    All of those things don't apply to me, but I have failed every single security check. Well, not anymore. I failed a series of security background checks when I was in the tech industry for awhile, because one of the first things they do is they Google Richard Bliss, San Diego. "Oh my gosh. Our future employee was arrested as a spy." Now I have to do background checks with my clients, because I do business with a lot of companies that need to do background checks because the nature of the business that I do with them, I send them a link and say, "Look, just so you know, I'm going to fail your background check. This is not me." I sometimes have to prove it, which isn't hard, especially because I think at the time I was on CNN. I think I was on the news at the exact same time, I was, at the exact same time he was being arrested, and in Russia. I'm in the US actually on TV, so people can see that it's not me.

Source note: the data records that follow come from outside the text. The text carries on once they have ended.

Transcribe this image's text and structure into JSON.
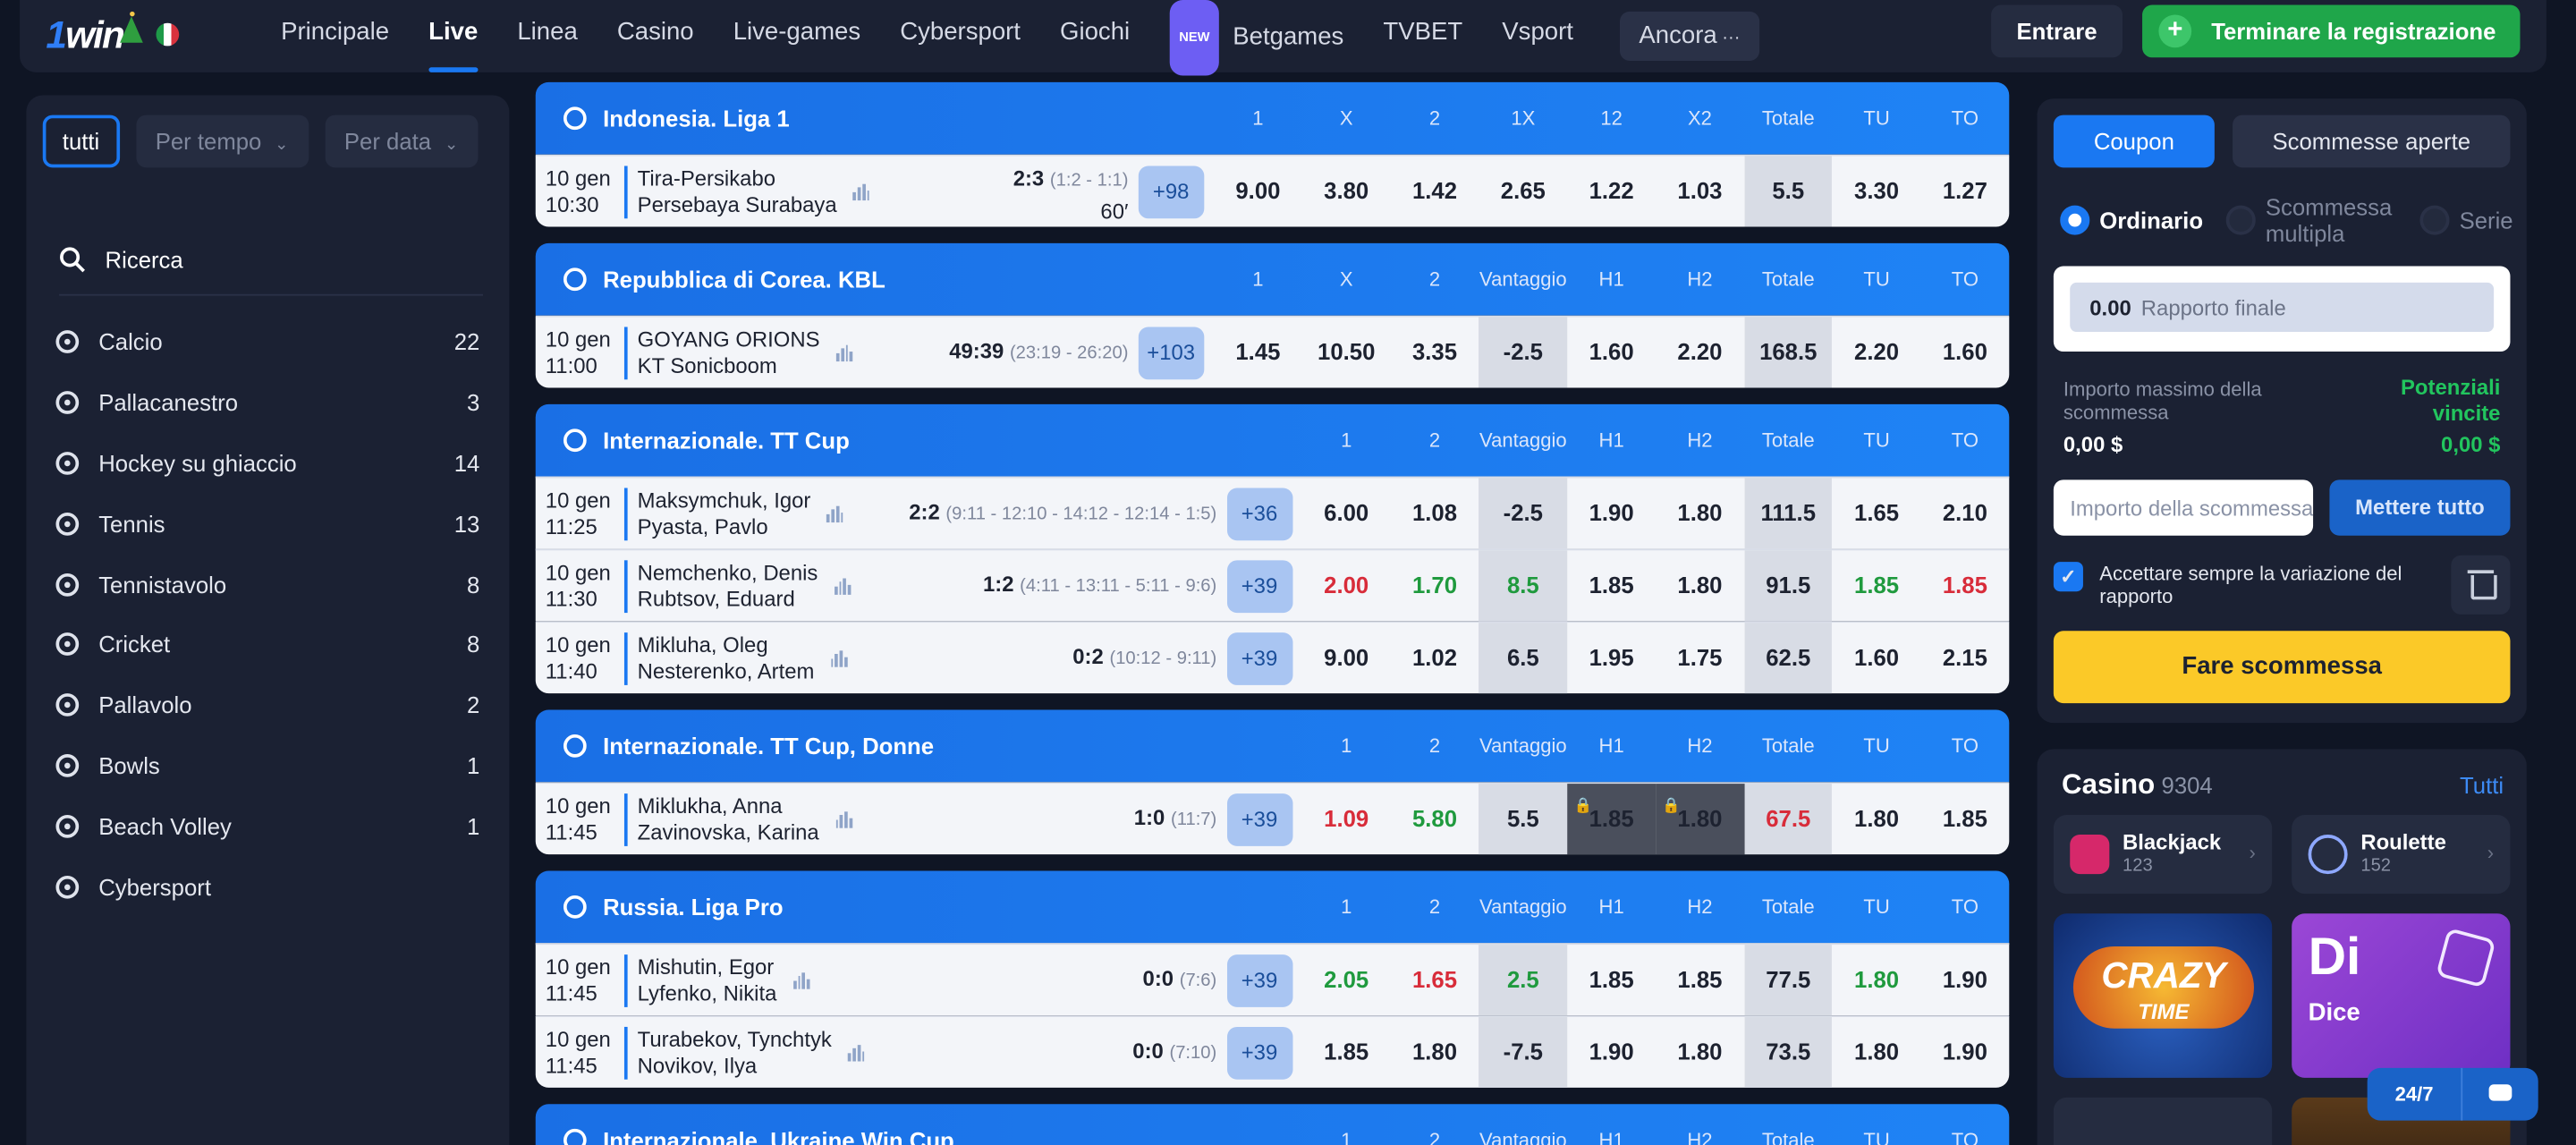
{
  "header": {
    "logo": {
      "one": "1",
      "win": "win"
    },
    "nav": [
      "Principale",
      "Live",
      "Linea",
      "Casino",
      "Live-games",
      "Cybersport",
      "Giochi"
    ],
    "active_nav": "Live",
    "new_badge": "NEW",
    "nav2": [
      "Betgames",
      "TVBET",
      "Vsport"
    ],
    "more": "Ancora",
    "login": "Entrare",
    "register": "Terminare la registrazione"
  },
  "sidebar": {
    "filters": {
      "all": "tutti",
      "time": "Per tempo",
      "date": "Per data"
    },
    "search": "Ricerca",
    "sports": [
      {
        "name": "Calcio",
        "count": "22"
      },
      {
        "name": "Pallacanestro",
        "count": "3"
      },
      {
        "name": "Hockey su ghiaccio",
        "count": "14"
      },
      {
        "name": "Tennis",
        "count": "13"
      },
      {
        "name": "Tennistavolo",
        "count": "8"
      },
      {
        "name": "Cricket",
        "count": "8"
      },
      {
        "name": "Pallavolo",
        "count": "2"
      },
      {
        "name": "Bowls",
        "count": "1"
      },
      {
        "name": "Beach Volley",
        "count": "1"
      },
      {
        "name": "Cybersport",
        "count": ""
      }
    ]
  },
  "leagues": [
    {
      "name": "Indonesia. Liga 1",
      "cols": [
        "1",
        "X",
        "2",
        "1X",
        "12",
        "X2",
        "Totale",
        "TU",
        "TO"
      ],
      "rows": [
        {
          "date": "10 gen",
          "time": "10:30",
          "home": "Tira-Persikabo",
          "away": "Persebaya Surabaya",
          "score": "2:3",
          "detail": "(1:2 - 1:1)",
          "minute": "60′",
          "more": "+98",
          "odds": [
            "9.00",
            "3.80",
            "1.42",
            "2.65",
            "1.22",
            "1.03",
            "5.5",
            "3.30",
            "1.27"
          ]
        }
      ]
    },
    {
      "name": "Repubblica di Corea. KBL",
      "cols": [
        "1",
        "X",
        "2",
        "Vantaggio",
        "H1",
        "H2",
        "Totale",
        "TU",
        "TO"
      ],
      "rows": [
        {
          "date": "10 gen",
          "time": "11:00",
          "home": "GOYANG ORIONS",
          "away": "KT Sonicboom",
          "score": "49:39",
          "detail": "(23:19 - 26:20)",
          "more": "+103",
          "odds": [
            "1.45",
            "10.50",
            "3.35",
            "-2.5",
            "1.60",
            "2.20",
            "168.5",
            "2.20",
            "1.60"
          ]
        }
      ]
    },
    {
      "name": "Internazionale. TT Cup",
      "cols": [
        "1",
        "2",
        "Vantaggio",
        "H1",
        "H2",
        "Totale",
        "TU",
        "TO"
      ],
      "rows": [
        {
          "date": "10 gen",
          "time": "11:25",
          "home": "Maksymchuk, Igor",
          "away": "Pyasta, Pavlo",
          "score": "2:2",
          "detail": "(9:11 - 12:10 - 14:12 - 12:14 - 1:5)",
          "more": "+36",
          "odds": [
            "6.00",
            "1.08",
            "-2.5",
            "1.90",
            "1.80",
            "111.5",
            "1.65",
            "2.10"
          ]
        },
        {
          "date": "10 gen",
          "time": "11:30",
          "home": "Nemchenko, Denis",
          "away": "Rubtsov, Eduard",
          "score": "1:2",
          "detail": "(4:11 - 13:11 - 5:11 - 9:6)",
          "more": "+39",
          "odds": [
            "2.00",
            "1.70",
            "8.5",
            "1.85",
            "1.80",
            "91.5",
            "1.85",
            "1.85"
          ]
        },
        {
          "date": "10 gen",
          "time": "11:40",
          "home": "Mikluha, Oleg",
          "away": "Nesterenko, Artem",
          "score": "0:2",
          "detail": "(10:12 - 9:11)",
          "more": "+39",
          "odds": [
            "9.00",
            "1.02",
            "6.5",
            "1.95",
            "1.75",
            "62.5",
            "1.60",
            "2.15"
          ]
        }
      ]
    },
    {
      "name": "Internazionale. TT Cup, Donne",
      "cols": [
        "1",
        "2",
        "Vantaggio",
        "H1",
        "H2",
        "Totale",
        "TU",
        "TO"
      ],
      "rows": [
        {
          "date": "10 gen",
          "time": "11:45",
          "home": "Miklukha, Anna",
          "away": "Zavinovska, Karina",
          "score": "1:0",
          "detail": "(11:7)",
          "more": "+39",
          "odds": [
            "1.09",
            "5.80",
            "5.5",
            "1.85",
            "1.80",
            "67.5",
            "1.80",
            "1.85"
          ]
        }
      ]
    },
    {
      "name": "Russia. Liga Pro",
      "cols": [
        "1",
        "2",
        "Vantaggio",
        "H1",
        "H2",
        "Totale",
        "TU",
        "TO"
      ],
      "rows": [
        {
          "date": "10 gen",
          "time": "11:45",
          "home": "Mishutin, Egor",
          "away": "Lyfenko, Nikita",
          "score": "0:0",
          "detail": "(7:6)",
          "more": "+39",
          "odds": [
            "2.05",
            "1.65",
            "2.5",
            "1.85",
            "1.85",
            "77.5",
            "1.80",
            "1.90"
          ]
        },
        {
          "date": "10 gen",
          "time": "11:45",
          "home": "Turabekov, Tynchtyk",
          "away": "Novikov, Ilya",
          "score": "0:0",
          "detail": "(7:10)",
          "more": "+39",
          "odds": [
            "1.85",
            "1.80",
            "-7.5",
            "1.90",
            "1.80",
            "73.5",
            "1.80",
            "1.90"
          ]
        }
      ]
    },
    {
      "name": "Internazionale. Ukraine Win Cup",
      "cols": [
        "1",
        "2",
        "Vantaggio",
        "H1",
        "H2",
        "Totale",
        "TU",
        "TO"
      ],
      "rows": []
    }
  ],
  "coupon": {
    "tab_coupon": "Coupon",
    "tab_open": "Scommesse aperte",
    "modes": [
      "Ordinario",
      "Scommessa multipla",
      "Serie"
    ],
    "ratio_value": "0.00",
    "ratio_label": "Rapporto finale",
    "max_label": "Importo massimo della scommessa",
    "max_value": "0,00 $",
    "win_label": "Potenziali vincite",
    "win_value": "0,00 $",
    "amount_placeholder": "Importo della scommessa",
    "all_in": "Mettere tutto",
    "accept": "Accettare sempre la variazione del rapporto",
    "place": "Fare scommessa"
  },
  "casino": {
    "title": "Casino",
    "count": "9304",
    "all": "Tutti",
    "games": [
      {
        "name": "Blackjack",
        "count": "123"
      },
      {
        "name": "Roulette",
        "count": "152"
      }
    ],
    "tiles": {
      "crazy_1": "CRAZY",
      "crazy_2": "TIME",
      "dice_big": "Di",
      "dice_label": "Dice"
    }
  },
  "support": {
    "label": "24/7"
  }
}
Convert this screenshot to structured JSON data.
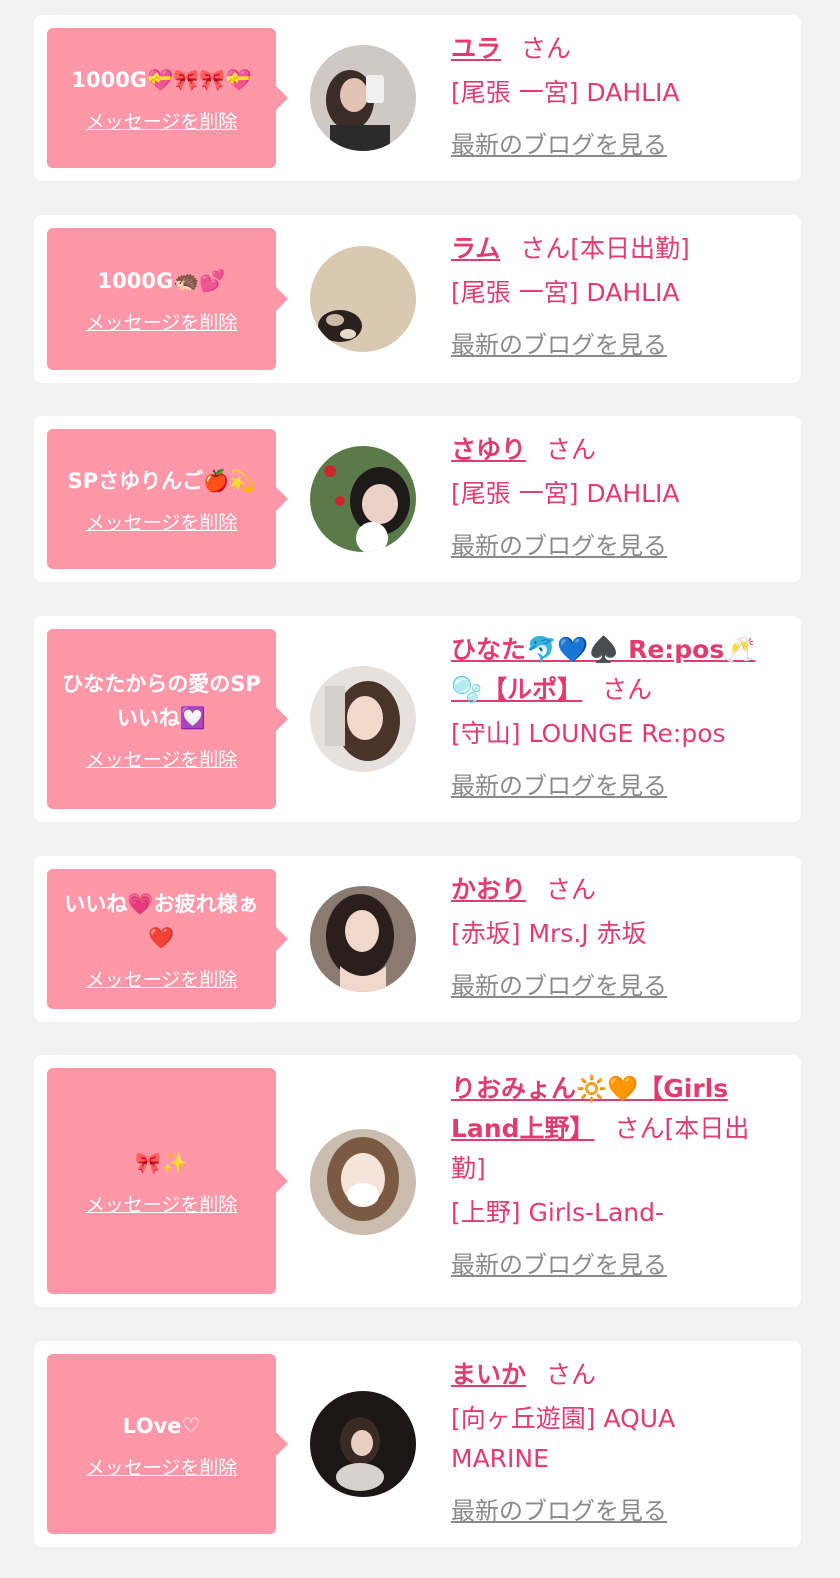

    But my point here is, is that I use this example because if you don't control your personal brand, if you don't get out there and make a strong statement about who you are and what you stand for, it is so easy in today's environment for legitimate actors to take control of your narrative. It's so important that you find a way to get yourself out there in a predictable manner over time, as many places as you can, so that people find you, see you, recognize you and get to know that you stand for something. Download the guide, go to my website, download the guide. Thanks for listening. Hopefully this has been entertaining. I apologize. It was a little bit longer than normal, but it's always good to talk to you, and I appreciate the feedback that you've all been sending. Everybody have a great time and take care.

    Narrator:

    You've been listening to Digital-First Leadership, the podcast where you learn to leverage and build your expertise on digital platforms. For more valuable tips on mastering the language of social media, subscribe to our newsletter at blisspointconsult.com. If you'd like to stay in touch, feel free to add Richard on LinkedIn and join the conversation.